This news follows close on the heels of reports that journalists affiliated with the BBC Persian Service are planning to speak to the United Nations Human Rights Council and other international bodies over the harassment they have faced at the hands of Iranian authorities. Last summer, the BBC announced that 150 of its contributors had been made subject to an assets freeze and ban on all transactions in the Islamic Republic, as a result of their professional affiliations.
As Iran News Update reported in its more detailed reporting on the BBC’s response, Iranian paranoia regarding foreign “infiltration” has been growing in recent years. This trend has contributed to the arrest of numerous dual citizens of Iran and Western nations, as well as the arrest of Iranians with supposed links to the West or a history of expressing pro-Western sentiments. Frequently, such individuals are accused of espionage, even in absence of any publicly released evidence.

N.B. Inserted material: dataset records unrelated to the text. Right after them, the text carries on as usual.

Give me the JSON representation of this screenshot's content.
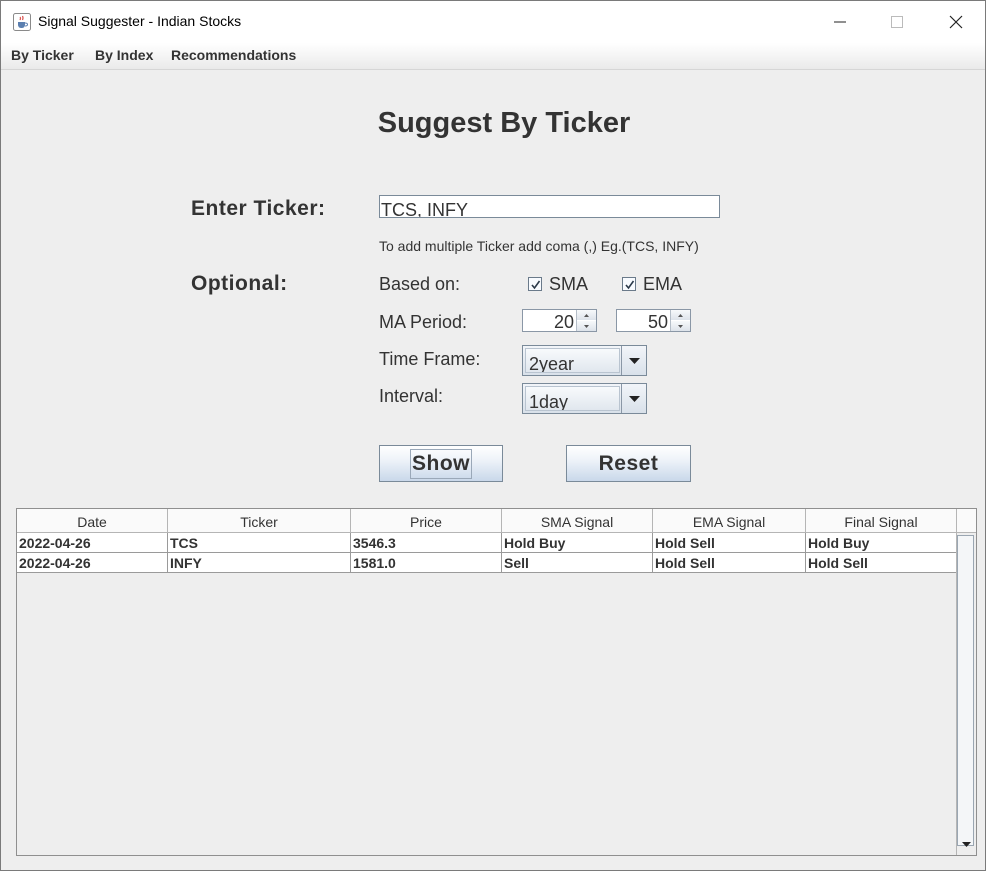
{
  "window": {
    "title": "Signal Suggester - Indian Stocks",
    "icon": "java-cup-icon"
  },
  "menu": [
    "By Ticker",
    "By Index",
    "Recommendations"
  ],
  "main": {
    "heading": "Suggest By Ticker",
    "ticker_label": "Enter Ticker:",
    "ticker_value": "TCS, INFY",
    "hint": "To add multiple Ticker add coma (,) Eg.(TCS, INFY)",
    "optional_label": "Optional:",
    "based_on_label": "Based on:",
    "sma": {
      "label": "SMA",
      "checked": true
    },
    "ema": {
      "label": "EMA",
      "checked": true
    },
    "ma_period_label": "MA Period:",
    "ma_period_short": "20",
    "ma_period_long": "50",
    "time_frame_label": "Time Frame:",
    "time_frame_value": "2year",
    "interval_label": "Interval:",
    "interval_value": "1day",
    "show_label": "Show",
    "reset_label": "Reset"
  },
  "table": {
    "columns": [
      "Date",
      "Ticker",
      "Price",
      "SMA Signal",
      "EMA Signal",
      "Final Signal"
    ],
    "rows": [
      [
        "2022-04-26",
        "TCS",
        "3546.3",
        "Hold Buy",
        "Hold Sell",
        "Hold Buy"
      ],
      [
        "2022-04-26",
        "INFY",
        "1581.0",
        "Sell",
        "Hold Sell",
        "Hold Sell"
      ]
    ]
  },
  "colors": {
    "background": "#eeeeee",
    "button_gradient_bottom": "#c9d8ea",
    "text": "#333333"
  }
}
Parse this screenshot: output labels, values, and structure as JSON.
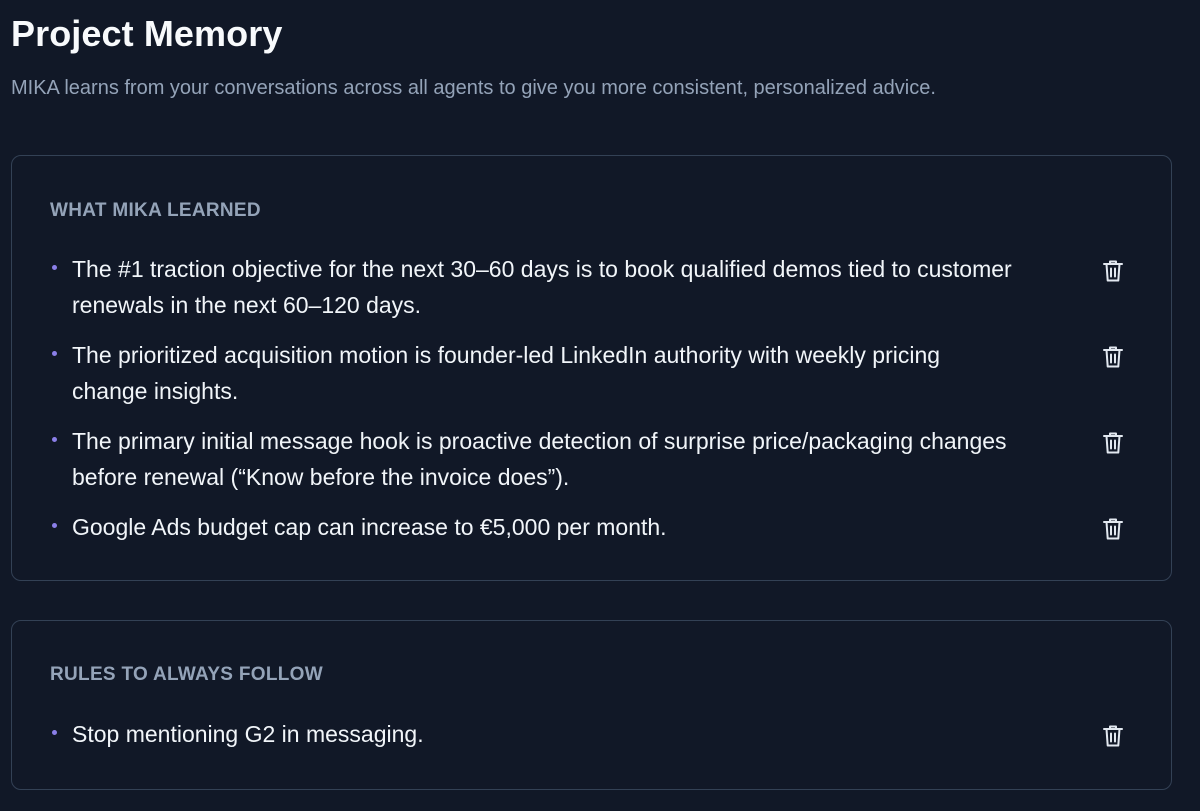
{
  "header": {
    "title": "Project Memory",
    "subtitle": "MIKA learns from your conversations across all agents to give you more consistent, personalized advice."
  },
  "learned": {
    "heading": "WHAT MIKA LEARNED",
    "items": [
      {
        "text": "The #1 traction objective for the next 30–60 days is to book qualified demos tied to customer renewals in the next 60–120 days."
      },
      {
        "text": "The prioritized acquisition motion is founder-led LinkedIn authority with weekly pricing change insights."
      },
      {
        "text": "The primary initial message hook is proactive detection of surprise price/packaging changes before renewal (“Know before the invoice does”)."
      },
      {
        "text": "Google Ads budget cap can increase to €5,000 per month."
      }
    ]
  },
  "rules": {
    "heading": "RULES TO ALWAYS FOLLOW",
    "items": [
      {
        "text": "Stop mentioning G2 in messaging."
      }
    ]
  },
  "icons": {
    "delete": "trash-icon",
    "bullet": "bullet-dot"
  },
  "colors": {
    "background": "#111827",
    "card_border": "#334155",
    "heading": "#94a3b8",
    "text": "#f1f5f9",
    "bullet": "#8b7fe8"
  }
}
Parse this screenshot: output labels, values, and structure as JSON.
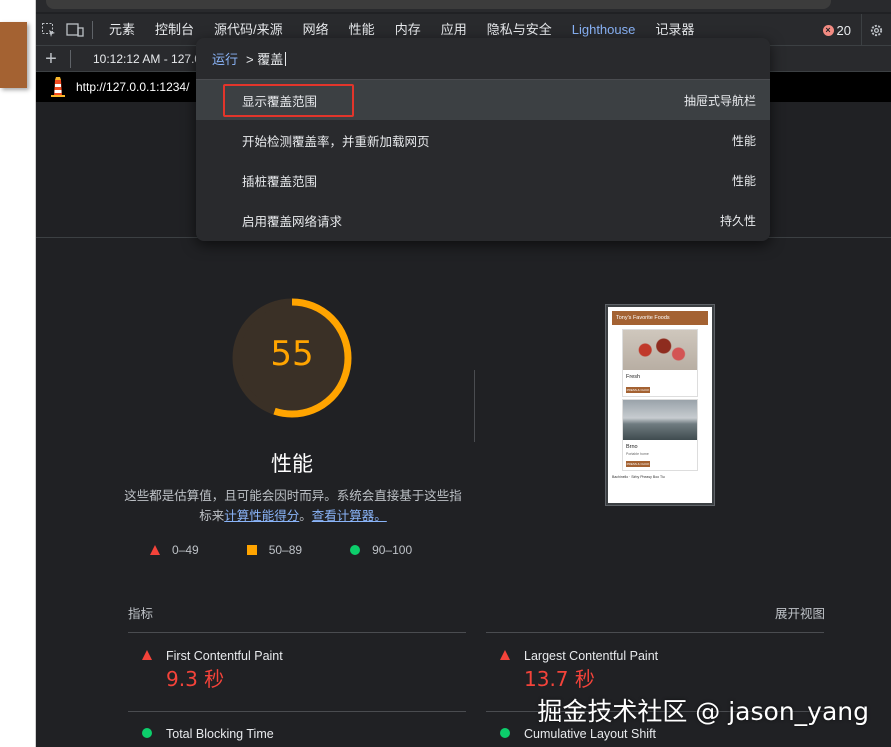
{
  "colors": {
    "background": "#202124",
    "accent": "#8ab4f8",
    "score_average": "#ffa400",
    "fail": "#f4433a",
    "pass": "#0cce6b",
    "highlight_box": "#e2352b",
    "brand_brown": "#a46232"
  },
  "toolbar": {
    "tabs": [
      "元素",
      "控制台",
      "源代码/来源",
      "网络",
      "性能",
      "内存",
      "应用",
      "隐私与安全",
      "Lighthouse",
      "记录器"
    ],
    "active_tab": "Lighthouse",
    "error_count": "20",
    "icons": [
      "inspect-icon",
      "device-toggle-icon",
      "settings-gear-icon",
      "error-icon"
    ]
  },
  "subbar": {
    "report_time": "10:12:12 AM - 127.0.",
    "url": "http://127.0.0.1:1234/"
  },
  "command_menu": {
    "run_label": "运行",
    "query": "> 覆盖",
    "items": [
      {
        "label": "显示覆盖范围",
        "category": "抽屉式导航栏"
      },
      {
        "label": "开始检测覆盖率，并重新加载网页",
        "category": "性能"
      },
      {
        "label": "插桩覆盖范围",
        "category": "性能"
      },
      {
        "label": "启用覆盖网络请求",
        "category": "持久性"
      }
    ]
  },
  "score": {
    "value": 55,
    "fraction": 0.55,
    "title": "性能",
    "description_prefix": "这些都是估算值，且可能会因时而异。系统会直接基于这些指标来",
    "link_calculated": "计算性能得分",
    "separator": "。",
    "link_calculator": "查看计算器。"
  },
  "legend": [
    {
      "range": "0–49",
      "icon": "fail-triangle-icon"
    },
    {
      "range": "50–89",
      "icon": "average-square-icon"
    },
    {
      "range": "90–100",
      "icon": "pass-circle-icon"
    }
  ],
  "thumbnail": {
    "page_title": "Tony's Favorite Foods",
    "items": [
      {
        "name": "Fresh",
        "sub": "",
        "button": "PRESS & CLICK"
      },
      {
        "name": "Brno",
        "sub": "Portable home",
        "button": "PRESS & CLICK"
      }
    ],
    "footer": "Bachinello · Sirby Pheasy Boo Tiu"
  },
  "metrics": {
    "heading": "指标",
    "expand_label": "展开视图",
    "items": [
      {
        "name": "First Contentful Paint",
        "value": "9.3 秒",
        "status": "fail"
      },
      {
        "name": "Largest Contentful Paint",
        "value": "13.7 秒",
        "status": "fail"
      },
      {
        "name": "Total Blocking Time",
        "value": "",
        "status": "pass"
      },
      {
        "name": "Cumulative Layout Shift",
        "value": "",
        "status": "pass"
      }
    ]
  },
  "watermark": "掘金技术社区 @ jason_yang"
}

On Tuesday, the Christian Times reported upon another instance of this trend, and one that also relates to the Iranian regime’s systematic persecution of religious minorities. The report indicated that a Christian retreat center owned by the Council of Assemblies of God has been ordered to close after a nearly three-year legal battle following unsubstantiated accusations that it maintained links with the CIA.
A decision by Iran’s Revolutionary Court in December 2016 declared that the retreat was “funded by the US through the CIA spy agency to infiltrate the Islamic world, and particularly Iran, by conducting evangelistic activities.” But in addition to rejecting this finding, the Christian Times noted that there are not even clear links between the Iranian Christian institution and the West in general, given that the church had no formal affiliation with the Assembly of God denomination in the United States.
The report went on to say that the accusation of CIA connections gives the regime an opportunity to confiscate private property while also opening up church leaders to possible national security charges. The latter possibility is particularly alarming in light of the recent deaths in custody of political prisoners, including those who participated in the nationwide demonstrations of late December and January.
Some of these deaths, along with the death of Gonabadi dervish Mohammad Raji and Iranian-Canadian environmentalist Kavous Seyed-Emami, were the focus of an in-depth statement by Human Rights Watch on Tuesday, calling on the Islamic Republic to halt its persecution of families who stand to break the regime’s censorship and expose some of its recent human rights abuses.
The HRW statement started by saying that at least five individuals have died under suspicious circumstances since December while in police custody. But the NCRI has tracked arrests and acts of repression since the outbreak of protests that month and has determined that at least 14 participants in the uprising have died under torture so far.
Whatever the number of victims, HRW detailed some of the efforts that regime authorities have put forth to conceal their own culpability for the deaths. These include withholding bodies that show signs of torture, detaining and interrogating the families of those victims, pressuring them to sign documents agreeing not to speak to the media, and using state media outlets to disseminate attacks on the character of the deceased, describing them as drug addicts and insisting that several of them committed suicide out of guilt over their supposed crimes.
The statement also called attention to the issue of property confiscation that was also highlighted in the case of the Assembly of God church. HRW reported that the Iranian Revolutionary Guard Corps twice raided the home of Seyed-Emami’s family, “seized many of their belongings… and threatened that they would be stripped of their assets if they pursued legal action.”
Human Rights Watch also criticized the supposedly moderate government of Hassan Rouhani for merely paying lip service to concerns over these and other human rights violations. The Iranian president has appointed a committee to investigate certain recent accusations, but its members are not impartial and its proceedings are not transparent. The statement concludes that these half-measures are in keeping with a “long-standing pattern of impunity in the country,” which naturally contributes to concerns about similar repressive measures recurring in the context of new protests that might emerge around the time of Nowruz.
In the interest of addressing the recent abuses and preventing more of the same, the Human Rights Watch statement urged the Islamic Republic to accept the presence of United Nations human rights experts as observers and participants in an independent commission of inquiry.